Chajnantor: A picture released by the European Southern Observatory of the Atacama Large Millimetre Array (ALMA) project in Chile’s Atacama desert. The ALMA radio telescope, which with its 66 antennas is the most advanced in the world, enabled astronomers to discover the six giant galaxies entangled in the black hole’s web.—AFP
Chajnantor: A picture released by the European Southern Observatory of the Atacama Large Millimetre Array (ALMA) project in Chile’s Atacama desert. The ALMA radio telescope, which with its 66 antennas is the most advanced in the world, enabled astronomers to discover the six giant galaxies entangled in the black hole’s web.—AFP

PARIS: Astronomers ha­ve discovered six galaxies ensnared in the cosmic “spider’s web” of a supermassive black hole soon after the Big Bang, according to research published on Thursday that could help explain the development of these enigmatic monsters.

The entire web is over 300 times the size of the Milky Way, according to a statement from ESO.

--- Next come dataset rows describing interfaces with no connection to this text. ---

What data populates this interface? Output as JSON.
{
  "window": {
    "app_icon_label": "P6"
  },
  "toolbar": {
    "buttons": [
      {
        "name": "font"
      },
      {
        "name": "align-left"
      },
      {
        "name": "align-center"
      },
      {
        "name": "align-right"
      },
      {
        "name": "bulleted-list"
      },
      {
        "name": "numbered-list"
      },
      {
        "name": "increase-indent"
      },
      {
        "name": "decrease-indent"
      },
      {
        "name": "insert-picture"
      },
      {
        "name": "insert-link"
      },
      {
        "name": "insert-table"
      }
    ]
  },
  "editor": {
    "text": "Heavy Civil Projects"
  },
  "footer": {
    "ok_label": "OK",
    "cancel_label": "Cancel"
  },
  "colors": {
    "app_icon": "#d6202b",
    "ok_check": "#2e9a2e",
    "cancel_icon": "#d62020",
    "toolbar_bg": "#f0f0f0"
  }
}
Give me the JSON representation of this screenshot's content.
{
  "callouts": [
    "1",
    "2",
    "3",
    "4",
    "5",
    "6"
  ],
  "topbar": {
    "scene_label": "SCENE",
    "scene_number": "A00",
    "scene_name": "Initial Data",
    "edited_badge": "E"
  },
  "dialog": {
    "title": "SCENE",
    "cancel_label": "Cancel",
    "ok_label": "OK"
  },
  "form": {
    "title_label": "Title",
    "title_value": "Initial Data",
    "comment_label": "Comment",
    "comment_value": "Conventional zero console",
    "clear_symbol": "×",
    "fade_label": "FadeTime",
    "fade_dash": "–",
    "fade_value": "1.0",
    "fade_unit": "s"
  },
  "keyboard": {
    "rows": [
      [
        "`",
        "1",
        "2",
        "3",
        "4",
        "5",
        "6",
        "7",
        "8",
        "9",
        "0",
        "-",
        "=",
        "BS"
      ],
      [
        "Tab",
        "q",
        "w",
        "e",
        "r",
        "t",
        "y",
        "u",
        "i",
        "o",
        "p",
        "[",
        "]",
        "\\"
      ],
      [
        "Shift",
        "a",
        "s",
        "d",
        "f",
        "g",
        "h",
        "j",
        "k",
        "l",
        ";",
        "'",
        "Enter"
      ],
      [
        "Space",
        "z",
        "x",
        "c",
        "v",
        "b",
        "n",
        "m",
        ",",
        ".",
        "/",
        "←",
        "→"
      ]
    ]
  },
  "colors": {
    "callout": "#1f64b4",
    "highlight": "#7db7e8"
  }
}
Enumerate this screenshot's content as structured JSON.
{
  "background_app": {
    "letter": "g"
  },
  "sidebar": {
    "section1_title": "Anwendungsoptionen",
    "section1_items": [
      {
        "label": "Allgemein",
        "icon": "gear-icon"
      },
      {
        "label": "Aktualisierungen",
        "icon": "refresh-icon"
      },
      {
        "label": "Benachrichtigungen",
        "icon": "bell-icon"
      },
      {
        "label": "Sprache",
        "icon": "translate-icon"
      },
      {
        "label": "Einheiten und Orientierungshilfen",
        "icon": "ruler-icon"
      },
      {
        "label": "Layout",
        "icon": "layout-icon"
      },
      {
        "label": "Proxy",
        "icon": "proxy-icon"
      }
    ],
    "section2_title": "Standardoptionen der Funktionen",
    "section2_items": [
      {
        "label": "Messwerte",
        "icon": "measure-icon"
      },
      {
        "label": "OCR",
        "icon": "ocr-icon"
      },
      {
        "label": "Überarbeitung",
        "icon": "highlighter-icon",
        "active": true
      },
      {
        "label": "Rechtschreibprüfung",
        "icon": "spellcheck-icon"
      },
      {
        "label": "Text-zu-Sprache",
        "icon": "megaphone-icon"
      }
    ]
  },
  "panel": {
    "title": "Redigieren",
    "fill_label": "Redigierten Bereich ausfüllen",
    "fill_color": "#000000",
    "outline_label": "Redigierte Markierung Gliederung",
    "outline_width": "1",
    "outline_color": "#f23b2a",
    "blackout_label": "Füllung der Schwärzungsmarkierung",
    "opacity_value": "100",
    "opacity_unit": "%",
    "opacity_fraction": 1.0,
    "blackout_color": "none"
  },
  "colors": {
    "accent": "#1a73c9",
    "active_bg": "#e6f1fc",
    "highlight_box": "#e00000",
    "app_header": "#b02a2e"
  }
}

Black holes that emerged early in the history of the Universe are thought to have formed from the collapse of the first stars, but astronomers have puzzled over how they expanded into giants.

The newly discovered black hole — which dates from when the Universe was not even a billion years old — weighs in at one billion times the mass of our Sun and was spotted by the European Southern Observatory (ESO).

Scientists said the finding helps provide an explanation for how supermassive black holes such as the one at the centre of our Milky Way may have developed.

This is because astronomers believe the filaments trapping the cluster of galaxies are carrying enough gas to “feed” the black hole, enabling it to grow.

“The cosmic web filaments are like spider’s web threads,” said Marco Mignoli, an astronomer at the National Institute for Astrophysics in Bologna, who led the research published in the journal Astronomy & Astrophysics.

“The galaxies stand and grow where the filaments cross, and streams of gas — available to fuel both the galaxies and the central supermassive black hole — can flow along the filaments.” Mignoli said that until now there had been “no good explanation” for the existence of such huge early black holes.

Researchers said the web structure may have formed with the help of dark matter — thought to attract huge amounts of gas in the early Universe.

Published in Dawn, October 2nd, 2020